We enter Loaded on the eve of a massive success. British developers Leon (Samuel Anderson), Ewan (Jonny Sweet), and Watto (Nick Helm) party the night away to honor the sale of their Cat-themed video game app, while the perpetually skittish Josh (Jim Howick) vomits with anxiety. Everything appears to go well when the deal goes through (turning each of them into overnight millionaires), but they soon realize their real work has just begun when their new boss Casey (The West Wing's Mary McCormack) shows up and demands further success. From there, this foursome of longtime pals is forced into facing more stressors, setbacks, and obstacles than they ever could've imagined on their trip to the top.
Unlike other shows of a similar ilk, Loaded does stand out for its decidedly bitter attitude towards success. Where shows like Silicon Valley or Halt and Catch Fire chronicle the rise to power for their respective tech companies, as well as the subsequent bumps along the way, Loaded's decision to open on an already successful business thrusts it into a noticeably different thematic realm. For this particular group of ambitious friends, money is arguably their greatest antagonist, and Loaded goes to painstaking lengths to highlight that their hard fought success -- which is all implied in the years leading up to the show's events -- doesn't result in happiness. Most series make money the end goal and a grand prize, but Loaded serves as an indictment of wealth and a cautionary tale.
In concept alone, that is actually a fascinating direction to take a show like this. There's no question about it, Loaded and its writer/developer Jon Brown definitely deserves praise for bringing a fresh approach to the increasingly worn "tech bro comedy" subgenre. Having said that, a solid concept can only carry a series so far, and another way Loaded falls short of its potential is by not being populated with characters that we want to root for on a weekly, long-term basis. After all, we can only watch a guy hire a barbershop quartet to sing "suck my balls" so many times in a single show before it's no longer funny. Believe it or not, that actually gets old.
All this isn't to say there are zero performances and sequences worth watching out for, if you choose to give Loaded your time. Jonny Sweet's adorably neurotic Ewan and Nick Helm's punk rocker Watto both deliver laughs whenever they are on camera, but the problem is that they're generally treated as the more ancillary personalities on the series. Loaded leans far more heavily on Josh and Leon to carry its story forward, and neither of them is particularly engaging in a protagonist role. They have their moments, sure, but at a certain point their excesses, character flaws, and mistakes become more grating than entertaining.

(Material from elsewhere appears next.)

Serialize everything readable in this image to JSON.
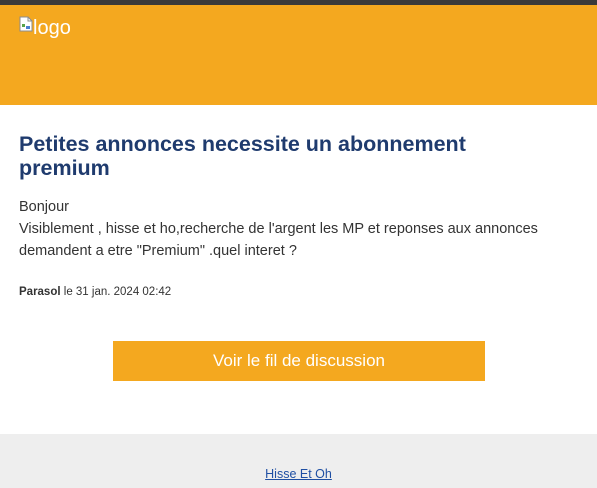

Don't get me wrong; their financial ineptitude sometimes works on a satirical level, but the show just doesn't provide enough of an emotional through-line to really care about these guys. More often than not, the show resorts to clichés and tired tropes to convey the struggles of success. There's even a slow-motion, Office Space-esque sequence in which they destroy all of the newly purchased items in their new mansion, which is the first lesson in "Visually Conveying the Bittersweet Side of Success 101."
That inconsistent emotional depth often feels compounded by the fact that an overwhelming amount of jokes in the first four episodes of Loaded fall as flat as the dollar bill. There are a few solid one-liners here and there, but Loaded's scripts feel very self-important instead of self-aware. I hesitate to draw too many comparisons between Loaded and Mike Judge's similarly designed HBO series, but the fact of the matter is that the former just lacks the kinetic energy and sharp sense of humor that's made the latter's satire pop for four seasons. We're always hoping for AMC to land another major hit to punch up its non-Walking Dead schedule, but it looks like Loaded isn't it.